Entries from a dataset of interfaces:
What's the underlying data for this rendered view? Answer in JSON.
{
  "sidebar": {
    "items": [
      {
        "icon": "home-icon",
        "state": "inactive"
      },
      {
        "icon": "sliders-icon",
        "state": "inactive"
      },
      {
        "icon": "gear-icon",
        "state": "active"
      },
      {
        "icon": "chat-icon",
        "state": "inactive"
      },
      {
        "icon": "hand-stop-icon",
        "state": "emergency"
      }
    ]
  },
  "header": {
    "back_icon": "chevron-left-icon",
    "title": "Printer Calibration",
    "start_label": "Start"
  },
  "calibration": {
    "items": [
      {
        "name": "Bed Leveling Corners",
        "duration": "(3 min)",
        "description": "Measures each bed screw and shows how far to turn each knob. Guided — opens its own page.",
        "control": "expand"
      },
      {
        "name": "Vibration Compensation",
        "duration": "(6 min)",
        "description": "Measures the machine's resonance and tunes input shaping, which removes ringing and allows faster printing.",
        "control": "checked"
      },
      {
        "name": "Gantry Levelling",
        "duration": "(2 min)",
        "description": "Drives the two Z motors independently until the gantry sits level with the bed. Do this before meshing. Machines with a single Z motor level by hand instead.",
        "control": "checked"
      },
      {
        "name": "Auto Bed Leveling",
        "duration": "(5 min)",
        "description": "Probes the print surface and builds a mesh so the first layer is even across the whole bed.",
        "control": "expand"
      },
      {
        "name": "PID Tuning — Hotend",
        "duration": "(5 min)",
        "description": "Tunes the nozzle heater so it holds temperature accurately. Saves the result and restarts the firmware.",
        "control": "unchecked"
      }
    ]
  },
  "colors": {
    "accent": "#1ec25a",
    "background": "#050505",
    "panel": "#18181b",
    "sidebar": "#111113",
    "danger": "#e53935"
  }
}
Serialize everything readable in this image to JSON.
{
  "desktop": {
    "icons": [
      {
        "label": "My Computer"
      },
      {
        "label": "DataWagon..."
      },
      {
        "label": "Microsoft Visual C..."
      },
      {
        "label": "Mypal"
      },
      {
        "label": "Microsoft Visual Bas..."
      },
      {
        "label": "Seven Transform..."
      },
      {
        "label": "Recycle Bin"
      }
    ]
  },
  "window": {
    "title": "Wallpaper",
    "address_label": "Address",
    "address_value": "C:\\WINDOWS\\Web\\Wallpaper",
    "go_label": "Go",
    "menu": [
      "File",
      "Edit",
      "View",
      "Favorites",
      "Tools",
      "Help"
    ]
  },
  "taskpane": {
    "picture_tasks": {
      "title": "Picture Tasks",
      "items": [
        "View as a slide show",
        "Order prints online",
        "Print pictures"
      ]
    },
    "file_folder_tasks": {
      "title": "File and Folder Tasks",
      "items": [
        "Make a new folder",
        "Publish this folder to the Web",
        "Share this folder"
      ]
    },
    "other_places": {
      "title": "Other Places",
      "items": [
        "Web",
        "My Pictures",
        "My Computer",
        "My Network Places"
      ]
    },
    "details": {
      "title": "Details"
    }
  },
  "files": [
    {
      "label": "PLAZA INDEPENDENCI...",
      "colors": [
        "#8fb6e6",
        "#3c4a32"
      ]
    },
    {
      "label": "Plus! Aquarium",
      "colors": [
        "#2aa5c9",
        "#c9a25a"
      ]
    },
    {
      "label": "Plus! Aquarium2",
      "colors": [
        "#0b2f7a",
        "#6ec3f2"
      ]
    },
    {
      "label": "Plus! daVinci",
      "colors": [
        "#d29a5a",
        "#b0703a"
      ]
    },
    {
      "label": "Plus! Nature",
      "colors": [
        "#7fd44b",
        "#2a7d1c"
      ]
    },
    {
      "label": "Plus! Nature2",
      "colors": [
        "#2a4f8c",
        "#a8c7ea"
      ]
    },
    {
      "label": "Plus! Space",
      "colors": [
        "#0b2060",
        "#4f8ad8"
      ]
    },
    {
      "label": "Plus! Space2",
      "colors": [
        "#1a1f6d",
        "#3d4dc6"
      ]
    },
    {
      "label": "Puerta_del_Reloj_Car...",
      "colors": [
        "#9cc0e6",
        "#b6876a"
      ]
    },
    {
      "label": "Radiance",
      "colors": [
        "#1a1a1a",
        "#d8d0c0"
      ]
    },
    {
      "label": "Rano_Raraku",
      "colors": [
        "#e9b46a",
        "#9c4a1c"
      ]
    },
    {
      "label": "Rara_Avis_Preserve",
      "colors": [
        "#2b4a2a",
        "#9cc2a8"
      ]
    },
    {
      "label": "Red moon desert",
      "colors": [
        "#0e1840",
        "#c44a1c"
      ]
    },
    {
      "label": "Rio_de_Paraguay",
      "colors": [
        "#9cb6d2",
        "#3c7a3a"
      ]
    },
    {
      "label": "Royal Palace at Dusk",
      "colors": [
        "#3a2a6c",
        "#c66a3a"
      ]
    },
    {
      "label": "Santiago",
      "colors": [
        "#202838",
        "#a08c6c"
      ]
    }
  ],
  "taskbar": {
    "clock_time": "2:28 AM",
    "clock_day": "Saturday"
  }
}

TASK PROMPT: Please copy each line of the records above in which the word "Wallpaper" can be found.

REPLY:
    "title": "Wallpaper",
    "address_value": "C:\\WINDOWS\\Web\\Wallpaper",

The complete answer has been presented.